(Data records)
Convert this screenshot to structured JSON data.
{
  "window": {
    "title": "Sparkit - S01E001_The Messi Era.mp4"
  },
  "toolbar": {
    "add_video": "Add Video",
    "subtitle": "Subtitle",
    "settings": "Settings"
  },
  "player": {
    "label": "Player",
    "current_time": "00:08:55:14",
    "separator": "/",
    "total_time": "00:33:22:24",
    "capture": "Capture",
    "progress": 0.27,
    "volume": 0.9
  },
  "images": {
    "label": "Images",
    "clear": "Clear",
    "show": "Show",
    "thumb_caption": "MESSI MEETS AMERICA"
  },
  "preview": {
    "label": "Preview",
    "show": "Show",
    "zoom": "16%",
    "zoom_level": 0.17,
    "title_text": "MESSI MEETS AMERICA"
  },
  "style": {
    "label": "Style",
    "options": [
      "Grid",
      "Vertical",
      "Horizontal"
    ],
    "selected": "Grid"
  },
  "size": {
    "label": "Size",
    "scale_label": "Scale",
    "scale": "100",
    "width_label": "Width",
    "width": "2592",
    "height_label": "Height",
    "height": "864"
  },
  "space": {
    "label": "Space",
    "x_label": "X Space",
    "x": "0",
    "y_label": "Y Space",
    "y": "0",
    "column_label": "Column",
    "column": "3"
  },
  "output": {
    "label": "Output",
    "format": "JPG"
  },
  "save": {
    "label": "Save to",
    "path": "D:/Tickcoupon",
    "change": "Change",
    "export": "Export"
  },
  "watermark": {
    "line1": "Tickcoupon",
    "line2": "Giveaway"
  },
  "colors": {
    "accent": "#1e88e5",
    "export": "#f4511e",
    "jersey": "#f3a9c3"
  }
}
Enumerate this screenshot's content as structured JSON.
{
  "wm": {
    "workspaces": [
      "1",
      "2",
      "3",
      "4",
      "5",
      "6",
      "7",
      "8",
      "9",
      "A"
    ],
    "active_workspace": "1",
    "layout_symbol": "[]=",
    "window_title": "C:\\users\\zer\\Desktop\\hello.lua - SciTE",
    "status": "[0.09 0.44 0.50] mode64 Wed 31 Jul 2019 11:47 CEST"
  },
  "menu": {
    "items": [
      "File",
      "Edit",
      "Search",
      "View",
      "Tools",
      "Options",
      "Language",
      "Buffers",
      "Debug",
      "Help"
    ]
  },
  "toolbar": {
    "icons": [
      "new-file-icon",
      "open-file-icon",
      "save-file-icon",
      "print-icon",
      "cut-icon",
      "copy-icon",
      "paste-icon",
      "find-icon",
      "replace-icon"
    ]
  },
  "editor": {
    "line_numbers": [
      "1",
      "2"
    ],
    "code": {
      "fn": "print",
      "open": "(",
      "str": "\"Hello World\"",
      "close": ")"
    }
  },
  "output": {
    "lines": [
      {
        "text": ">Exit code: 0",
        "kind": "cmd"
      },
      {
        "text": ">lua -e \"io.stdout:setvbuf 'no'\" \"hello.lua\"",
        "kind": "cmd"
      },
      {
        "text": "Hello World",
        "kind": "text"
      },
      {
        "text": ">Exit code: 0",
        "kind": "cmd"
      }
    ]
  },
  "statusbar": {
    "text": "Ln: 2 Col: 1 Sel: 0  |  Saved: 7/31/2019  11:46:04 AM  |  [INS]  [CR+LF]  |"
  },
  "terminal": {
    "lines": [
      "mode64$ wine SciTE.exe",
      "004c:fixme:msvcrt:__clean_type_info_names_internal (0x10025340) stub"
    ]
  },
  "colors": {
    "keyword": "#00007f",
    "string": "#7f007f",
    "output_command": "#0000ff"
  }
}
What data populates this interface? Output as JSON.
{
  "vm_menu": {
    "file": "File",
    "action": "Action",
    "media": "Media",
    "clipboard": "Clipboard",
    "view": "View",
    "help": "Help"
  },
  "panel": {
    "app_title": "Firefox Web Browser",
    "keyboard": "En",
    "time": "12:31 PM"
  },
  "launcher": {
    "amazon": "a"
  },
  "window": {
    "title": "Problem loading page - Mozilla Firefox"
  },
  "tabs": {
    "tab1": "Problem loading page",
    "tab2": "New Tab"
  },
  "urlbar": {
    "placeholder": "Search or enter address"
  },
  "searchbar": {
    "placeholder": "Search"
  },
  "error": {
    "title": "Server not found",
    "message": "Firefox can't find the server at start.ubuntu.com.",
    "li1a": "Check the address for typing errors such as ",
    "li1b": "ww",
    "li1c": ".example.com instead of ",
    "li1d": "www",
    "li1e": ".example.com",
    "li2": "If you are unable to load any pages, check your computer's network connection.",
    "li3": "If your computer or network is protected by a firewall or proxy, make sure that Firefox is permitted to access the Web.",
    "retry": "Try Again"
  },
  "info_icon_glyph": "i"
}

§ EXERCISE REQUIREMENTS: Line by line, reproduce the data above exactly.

§ WRITTEN RESPONSE:
Convert this screenshot to structured JSON data.
{
  "window": {
    "title": "Sparkit - S01E001_The Messi Era.mp4"
  },
  "toolbar": {
    "add_video": "Add Video",
    "subtitle": "Subtitle",
    "settings": "Settings"
  },
  "player": {
    "label": "Player",
    "current_time": "00:08:55:14",
    "separator": "/",
    "total_time": "00:33:22:24",
    "capture": "Capture",
    "progress": 0.27,
    "volume": 0.9
  },
  "images": {
    "label": "Images",
    "clear": "Clear",
    "show": "Show",
    "thumb_caption": "MESSI MEETS AMERICA"
  },
  "preview": {
    "label": "Preview",
    "show": "Show",
    "zoom": "16%",
    "zoom_level": 0.17,
    "title_text": "MESSI MEETS AMERICA"
  },
  "style": {
    "label": "Style",
    "options": [
      "Grid",
      "Vertical",
      "Horizontal"
    ],
    "selected": "Grid"
  },
  "size": {
    "label": "Size",
    "scale_label": "Scale",
    "scale": "100",
    "width_label": "Width",
    "width": "2592",
    "height_label": "Height",
    "height": "864"
  },
  "space": {
    "label": "Space",
    "x_label": "X Space",
    "x": "0",
    "y_label": "Y Space",
    "y": "0",
    "column_label": "Column",
    "column": "3"
  },
  "output": {
    "label": "Output",
    "format": "JPG"
  },
  "save": {
    "label": "Save to",
    "path": "D:/Tickcoupon",
    "change": "Change",
    "export": "Export"
  },
  "watermark": {
    "line1": "Tickcoupon",
    "line2": "Giveaway"
  },
  "colors": {
    "accent": "#1e88e5",
    "export": "#f4511e",
    "jersey": "#f3a9c3"
  }
}
Enumerate this screenshot's content as structured JSON.
{
  "wm": {
    "workspaces": [
      "1",
      "2",
      "3",
      "4",
      "5",
      "6",
      "7",
      "8",
      "9",
      "A"
    ],
    "active_workspace": "1",
    "layout_symbol": "[]=",
    "window_title": "C:\\users\\zer\\Desktop\\hello.lua - SciTE",
    "status": "[0.09 0.44 0.50] mode64 Wed 31 Jul 2019 11:47 CEST"
  },
  "menu": {
    "items": [
      "File",
      "Edit",
      "Search",
      "View",
      "Tools",
      "Options",
      "Language",
      "Buffers",
      "Debug",
      "Help"
    ]
  },
  "toolbar": {
    "icons": [
      "new-file-icon",
      "open-file-icon",
      "save-file-icon",
      "print-icon",
      "cut-icon",
      "copy-icon",
      "paste-icon",
      "find-icon",
      "replace-icon"
    ]
  },
  "editor": {
    "line_numbers": [
      "1",
      "2"
    ],
    "code": {
      "fn": "print",
      "open": "(",
      "str": "\"Hello World\"",
      "close": ")"
    }
  },
  "output": {
    "lines": [
      {
        "text": ">Exit code: 0",
        "kind": "cmd"
      },
      {
        "text": ">lua -e \"io.stdout:setvbuf 'no'\" \"hello.lua\"",
        "kind": "cmd"
      },
      {
        "text": "Hello World",
        "kind": "text"
      },
      {
        "text": ">Exit code: 0",
        "kind": "cmd"
      }
    ]
  },
  "statusbar": {
    "text": "Ln: 2 Col: 1 Sel: 0  |  Saved: 7/31/2019  11:46:04 AM  |  [INS]  [CR+LF]  |"
  },
  "terminal": {
    "lines": [
      "mode64$ wine SciTE.exe",
      "004c:fixme:msvcrt:__clean_type_info_names_internal (0x10025340) stub"
    ]
  },
  "colors": {
    "keyword": "#00007f",
    "string": "#7f007f",
    "output_command": "#0000ff"
  }
}
What data populates this interface? Output as JSON.
{
  "vm_menu": {
    "file": "File",
    "action": "Action",
    "media": "Media",
    "clipboard": "Clipboard",
    "view": "View",
    "help": "Help"
  },
  "panel": {
    "app_title": "Firefox Web Browser",
    "keyboard": "En",
    "time": "12:31 PM"
  },
  "launcher": {
    "amazon": "a"
  },
  "window": {
    "title": "Problem loading page - Mozilla Firefox"
  },
  "tabs": {
    "tab1": "Problem loading page",
    "tab2": "New Tab"
  },
  "urlbar": {
    "placeholder": "Search or enter address"
  },
  "searchbar": {
    "placeholder": "Search"
  },
  "error": {
    "title": "Server not found",
    "message": "Firefox can't find the server at start.ubuntu.com.",
    "li1a": "Check the address for typing errors such as ",
    "li1b": "ww",
    "li1c": ".example.com instead of ",
    "li1d": "www",
    "li1e": ".example.com",
    "li2": "If you are unable to load any pages, check your computer's network connection.",
    "li3": "If your computer or network is protected by a firewall or proxy, make sure that Firefox is permitted to access the Web.",
    "retry": "Try Again"
  },
  "info_icon_glyph": "i"
}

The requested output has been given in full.